Contamination by any means can be devastating for the value of real estate. Beyond the costs of clean-up and monitoring that come with a contamination event, there are also possible impacts to the market of potential buyers, increased costs of living (for example, the need to import water), and depressed business economics, just to name a few factors. After remediation, the stigma of the contamination can continue to wreak havoc on a community.
We are regularly called upon to value the impacts of environmental contamination on adjacent and proximately located properties in both state and federal litigation matters. The stigma impact on the real estate marketplace is particularly complex and requires our deep understanding. When possible we also assist clients outside of the courtroom, providing detailed portfolio analysis to assess contamination-related risk from investment and insurance perspectives.
The transfer or development of contaminated property also poses special complications for which we are uniquely prepared. The determination of the highest and best use of such property requires attention to both pre- and post-remediation possibilities and factoring in the economic and societal concerns with both paths. We understand tax credits and other programs, which provide valuable tools to brownfield redevelopers. In some situations remediation is not a complete solution, so the “best use” must consider (for example) a permanent monitoring situation.

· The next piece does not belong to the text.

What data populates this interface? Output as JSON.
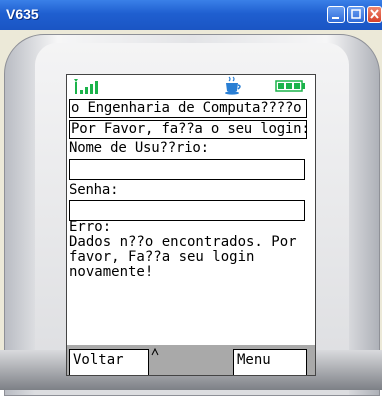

Only when the long-term effect of contamination is completely understood can the appropriate way forward be determined.
Find out more by calling 770-334-3952 or email Dr. Clifford Lipscomb at firstname.lastname@example.org.